That’s how it should be. No country should rush to war; it should be a last resort and fought for purely legitimate reasons. Still, we should respect those who are called upon to serve the nation during times of crisis, whether real or fabricated.
Today, Aspenites and citizens throughout the Roaring Fork Valley will get that chance. Veterans Day will be observed at 11 a.m. at the Roaring Fork Veterans Memorial on the east side of the Pitkin County Courthouse, 506 E. Main St. in Aspen. The public is invited and veterans are encouraged to attend in uniform, if possible.
An annual Veterans Day luncheon will be held at Aspen Elks Lodge No. 224 following the ceremony. Information about the events can be obtained by calling Dan Glidden at 927-4183 or Dick Merritt at 927-5178.
Today our country is largely divided on the subjects of war and domestic policy. Soldiers are returning home from Iraq and Afghanistan, and having difficulty adjusting to tattered family and economic climates. Thousands – more than 4,400 in Iraq, more than 1,100 in Afghanistan – never got the opportunity to come home, dying in the service of their country.

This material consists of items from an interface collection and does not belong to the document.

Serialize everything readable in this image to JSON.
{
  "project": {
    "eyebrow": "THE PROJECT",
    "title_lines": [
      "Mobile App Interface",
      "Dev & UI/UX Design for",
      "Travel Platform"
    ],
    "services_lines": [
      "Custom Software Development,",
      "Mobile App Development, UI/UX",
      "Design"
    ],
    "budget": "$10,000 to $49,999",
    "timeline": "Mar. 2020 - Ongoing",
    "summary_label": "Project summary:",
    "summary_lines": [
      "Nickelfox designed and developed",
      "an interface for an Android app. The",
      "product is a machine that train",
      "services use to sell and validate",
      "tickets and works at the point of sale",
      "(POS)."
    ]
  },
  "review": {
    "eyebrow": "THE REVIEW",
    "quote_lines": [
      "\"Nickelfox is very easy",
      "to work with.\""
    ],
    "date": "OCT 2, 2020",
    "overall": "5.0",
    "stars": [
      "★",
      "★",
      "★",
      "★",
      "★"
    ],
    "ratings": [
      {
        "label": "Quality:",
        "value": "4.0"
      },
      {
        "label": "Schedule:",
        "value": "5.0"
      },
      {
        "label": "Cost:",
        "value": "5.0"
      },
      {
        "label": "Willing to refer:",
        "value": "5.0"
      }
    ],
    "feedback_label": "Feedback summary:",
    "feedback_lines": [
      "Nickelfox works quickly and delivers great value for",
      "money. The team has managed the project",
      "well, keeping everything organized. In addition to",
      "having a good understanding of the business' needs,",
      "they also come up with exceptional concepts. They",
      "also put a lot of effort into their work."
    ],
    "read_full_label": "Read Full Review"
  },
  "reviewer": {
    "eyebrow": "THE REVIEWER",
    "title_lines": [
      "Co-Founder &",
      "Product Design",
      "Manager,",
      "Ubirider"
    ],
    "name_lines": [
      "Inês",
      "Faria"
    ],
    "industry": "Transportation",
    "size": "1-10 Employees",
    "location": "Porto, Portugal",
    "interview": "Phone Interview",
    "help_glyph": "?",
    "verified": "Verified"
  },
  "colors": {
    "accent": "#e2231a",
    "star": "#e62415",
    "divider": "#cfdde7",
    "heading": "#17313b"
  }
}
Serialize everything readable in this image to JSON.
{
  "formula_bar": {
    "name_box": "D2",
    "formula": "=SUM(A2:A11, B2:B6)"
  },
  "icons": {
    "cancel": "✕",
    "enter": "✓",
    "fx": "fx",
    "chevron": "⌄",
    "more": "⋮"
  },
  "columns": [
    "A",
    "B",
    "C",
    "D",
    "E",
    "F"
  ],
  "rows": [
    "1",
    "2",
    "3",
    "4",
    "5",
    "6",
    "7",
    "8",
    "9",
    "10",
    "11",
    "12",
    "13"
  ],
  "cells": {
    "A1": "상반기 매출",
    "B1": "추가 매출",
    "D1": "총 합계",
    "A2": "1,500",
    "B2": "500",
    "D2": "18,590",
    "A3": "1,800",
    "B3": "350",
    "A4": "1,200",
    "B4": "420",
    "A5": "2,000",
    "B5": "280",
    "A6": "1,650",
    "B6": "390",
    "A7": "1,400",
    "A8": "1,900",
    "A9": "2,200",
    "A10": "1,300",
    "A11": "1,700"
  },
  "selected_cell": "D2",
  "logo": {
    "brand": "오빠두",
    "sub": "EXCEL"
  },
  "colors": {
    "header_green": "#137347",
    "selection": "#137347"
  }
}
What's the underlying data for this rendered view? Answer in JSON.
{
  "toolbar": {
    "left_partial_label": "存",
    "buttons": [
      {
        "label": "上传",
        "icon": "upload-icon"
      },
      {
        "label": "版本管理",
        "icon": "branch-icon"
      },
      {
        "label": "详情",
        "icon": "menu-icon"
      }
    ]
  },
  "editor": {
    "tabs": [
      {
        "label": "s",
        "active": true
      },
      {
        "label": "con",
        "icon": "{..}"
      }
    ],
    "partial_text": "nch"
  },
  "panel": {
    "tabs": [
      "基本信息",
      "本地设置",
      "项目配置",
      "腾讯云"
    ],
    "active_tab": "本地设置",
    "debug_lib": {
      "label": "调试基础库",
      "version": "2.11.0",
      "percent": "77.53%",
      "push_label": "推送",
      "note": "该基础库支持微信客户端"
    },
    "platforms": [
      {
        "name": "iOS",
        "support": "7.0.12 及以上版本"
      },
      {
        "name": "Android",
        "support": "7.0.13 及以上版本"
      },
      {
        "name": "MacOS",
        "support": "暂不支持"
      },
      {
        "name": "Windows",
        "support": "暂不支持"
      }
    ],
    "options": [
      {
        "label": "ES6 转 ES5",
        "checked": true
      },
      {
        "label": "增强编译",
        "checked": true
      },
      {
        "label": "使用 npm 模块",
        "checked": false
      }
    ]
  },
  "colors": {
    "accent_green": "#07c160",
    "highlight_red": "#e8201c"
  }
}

Nearly 35,000 more have suffered severe injuries.
The least we can do today is show up at the courthouse for a short celebration of their sacrifices, as well as the sacrifices of thousands of other veterans who served or died in other wars in the role of our protectors.